Work item: All entries that follow are to be written out verbatim.

Records shown:
== Segment start ==

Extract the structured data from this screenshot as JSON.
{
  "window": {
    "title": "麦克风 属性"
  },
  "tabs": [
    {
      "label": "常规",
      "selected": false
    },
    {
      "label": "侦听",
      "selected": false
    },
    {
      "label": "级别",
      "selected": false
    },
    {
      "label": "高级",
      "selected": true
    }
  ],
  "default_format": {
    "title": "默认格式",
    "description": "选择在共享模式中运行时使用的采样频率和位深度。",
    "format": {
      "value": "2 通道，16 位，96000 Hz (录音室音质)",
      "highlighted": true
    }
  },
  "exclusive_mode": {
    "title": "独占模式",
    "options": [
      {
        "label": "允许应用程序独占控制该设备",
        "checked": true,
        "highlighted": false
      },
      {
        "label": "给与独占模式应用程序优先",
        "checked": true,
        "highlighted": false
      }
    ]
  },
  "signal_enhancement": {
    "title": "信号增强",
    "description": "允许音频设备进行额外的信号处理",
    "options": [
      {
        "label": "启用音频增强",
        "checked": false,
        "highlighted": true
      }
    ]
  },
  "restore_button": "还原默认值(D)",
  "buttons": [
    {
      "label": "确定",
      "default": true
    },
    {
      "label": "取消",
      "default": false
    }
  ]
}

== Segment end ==

Output of the exercise:
Extract the structured data from this screenshot as JSON.
{
  "window": {
    "title": "麦克风 属性"
  },
  "tabs": [
    {
      "label": "常规",
      "selected": false
    },
    {
      "label": "侦听",
      "selected": false
    },
    {
      "label": "级别",
      "selected": false
    },
    {
      "label": "高级",
      "selected": true
    }
  ],
  "default_format": {
    "title": "默认格式",
    "description": "选择在共享模式中运行时使用的采样频率和位深度。",
    "format": {
      "value": "2 通道，16 位，96000 Hz (录音室音质)",
      "highlighted": true
    }
  },
  "exclusive_mode": {
    "title": "独占模式",
    "options": [
      {
        "label": "允许应用程序独占控制该设备",
        "checked": true,
        "highlighted": false
      },
      {
        "label": "给与独占模式应用程序优先",
        "checked": true,
        "highlighted": false
      }
    ]
  },
  "signal_enhancement": {
    "title": "信号增强",
    "description": "允许音频设备进行额外的信号处理",
    "options": [
      {
        "label": "启用音频增强",
        "checked": false,
        "highlighted": true
      }
    ]
  },
  "restore_button": "还原默认值(D)",
  "buttons": [
    {
      "label": "确定",
      "default": true
    },
    {
      "label": "取消",
      "default": false
    }
  ]
}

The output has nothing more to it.